90.7 Health Reporter Abe Aboraya spoke with Dr. Steven Smith, the chief scientific officer at AdventHealth about what the changes could mean for patients.
Steven Smith: We are and will continue to use convalescent plasma as this decision is made by the FDA. So the local impact, I would say, and the nationwide impact, at least in the short term will be minimal.
Abe Aboraya: I looked at some of the studies, the pre publication studies on it. And it does look like there's a reduction in death from people who are getting this. What is the FDA looking at? What is worrying them about this?
Smith: Here's the key question for us today. And that the FDA is trying to answer is how much data is good enough to expand the use outside of this very controlled situation, into the broader population. Now the gold standard in that is what we would call a randomized clinical trial, there's the active treatment, and then there's a placebo treatment, or we treat people with treatment A versus treatment B, in this case, that really has not yet been done. What has been done in the large Mayo Clinic study is that they gave it and asked questions about if you gave it early. Does it work? versus late? If you give it after somebody's really sick, we wouldn't expect that it would work. Also, are more antibodies better? In other words, some people have lots of antibodies in their convalescent plasma, does that work better than if you have low antibody titers? And indeed, that's what they found. And that's very suggestive that if you give convalescent plasma early, and you have high titers of antibody, you're going to respond better. And so that is suggestive, but it is not that gold standard that we usually talk about the Houston experiment, did something different, they basically said, Okay, we're going to give convalescent plasma. And then we're going to compare it to other patients who look like the ones who were given plasma. So, in that study, they saw if you give it in the first 72 hours or three days, it seemed to be more effective than if you give it late. And in addition, if you had high antibody titers, convalescent plasma worked better. So you combine these together with the old data from SARS, it looks like you need to give this early and you probably need to have higher titers or better convalescent plasma.
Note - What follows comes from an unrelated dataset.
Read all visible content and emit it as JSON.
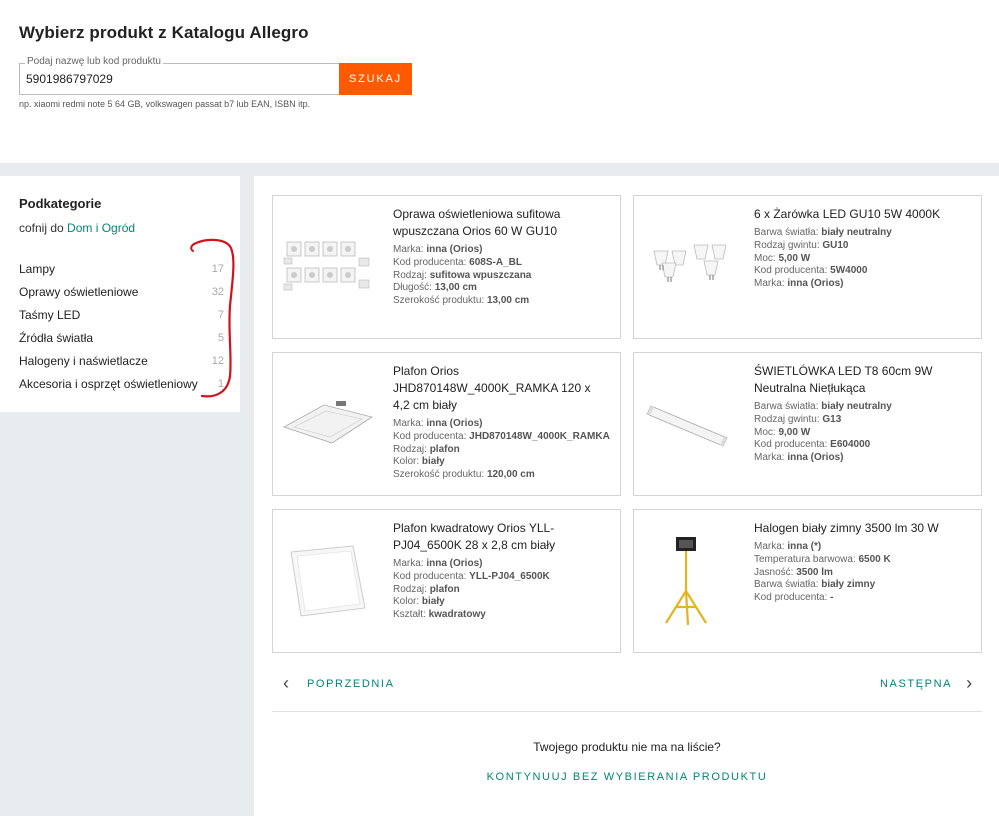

What we're trying to do here is really answer the question, is that enough data to be able to say, Yeah, let's go all in and make this as distributed as possible for all of the nation and all of our patients in the hospital.
Aboraya: And this is something too that there's a lot of pressure at the top level of the federal government to have treatments that are effective for for this virus right now?
Smith: Let me tell you, where a lot of our a lot of our pressure comes from is from our patients and from our practitioners in the hospital, who have heard about convalescent plasma and other treatments in the lay press. And they're demanding access to things that are going to be both safe and efficacious. So, I mean, I do understand the political pressure here, but there's a lot of pressure from, from our community, from our patients and from our physicians to have proven, safe and effective therapy. So it's not just at the political level, this is something that that people are affected by COVID are really dealing with as well.